The accretion flow around a black hole

Black holes are infamous for their relentless gravitational pull through which they drain matter and energy from their surroundings. However, with their enormous power, these tantalizing objects also blast matter back into space via ultra-fast collimated jets and dense winds. Understanding the exact connection between how black holes accrete from – and supply feedback to – their environment is one of the outstanding challenges of modern astrophysics.

X-ray binaries are excellent laboratories to study the eating habits of black holes. In these binary star systems a black hole orbits a Sun-like star close enough to pull off and accrete the outer layers of its unfortunate companion. This accretion process liberates enormous amounts of energy that is emitted across the electromagnetic spectrum. Studying the accretion flow in X-ray binaries thus warrants a multi-wavelength approach.

We recently performed such a study for the newly discovered X-ray binary Swift J1910.2-0546.  In 2012 May the Swift satellite suddenly discovered a new, bright X-ray point source in the sky and very soon it became clear that the X-ray emission was powered by accretion onto a black hole. Using the X-ray and UV telescopes onboard Swift, we continued to monitor this new X-ray binary for about three months. To complement these observations, the source was also closely followed at optical and infrared wavelengths (B, V, R, I, J, H, and K filters) using the 1.3-m SMARTS telescope located at the Cerro Tololo Inter-American Observatory (CTIO) in Chile. Finally, a high-resolution X-ray spectroscopic observation was obtained with the Chandra satellite.

This monitoring campaign allowed us to map out the accretion morphology around the black hole in Swift J1910.2-0546. Firstly, X-ray spectroscopy revealed two peculiarities: although disk winds appear to be ubiquitous in black hole X-ray binaries when they are at their brightest, our Chandra observations did not reveal any emission or absorption features that are the imprints of an accretion disk wind. Since such winds are thought to be concentrated in the equatorial plane, this may imply that we are viewing the binary at relatively low inclination. Moreover, even during the brightest stages of its outburst tracked by Swift, the temperature of the accretion disk did not reach above 0.5 keV (about 6 million degrees Kelvin), whereas most black hole disks are much hotter with temperatures above 1 keV. This could plausibly be a geometrical effect, again suggesting that the inclination angle of the binary is relatively low.

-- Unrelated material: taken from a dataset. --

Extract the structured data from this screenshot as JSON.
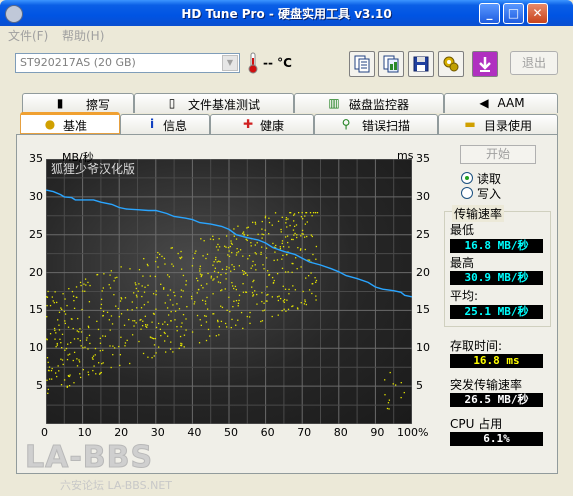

Comparing the overall light curves of the outburst in different wavebands revealed two other striking features. A sharp and prominent flux dip appeared in the X-rays almost one week later than at UV, optical and infrared wavelengths. The detailed properties of this flux dip appear to point to a global change in accretion flow geometry, possibly related to the formation of a collimated jet or the condensation of the inner part of the accretion disk. In addition, when the activity of the black hole started to cease, we found that the X-rays steadily decreased whereas the UV emission suddenly was rising again. The observed strong anti-correlation between the X-ray/UV flux also indicates a global change in accretion flow.

Paper link: ADS

Artist impression of the accretion flow around a black hole.  Credit: NASA/Dana Berry, SkyWorks Digital

Artist impression of the accretion flow around a black hole.
Credit: NASA/Dana Berry, SkyWorks Digital

Advertisements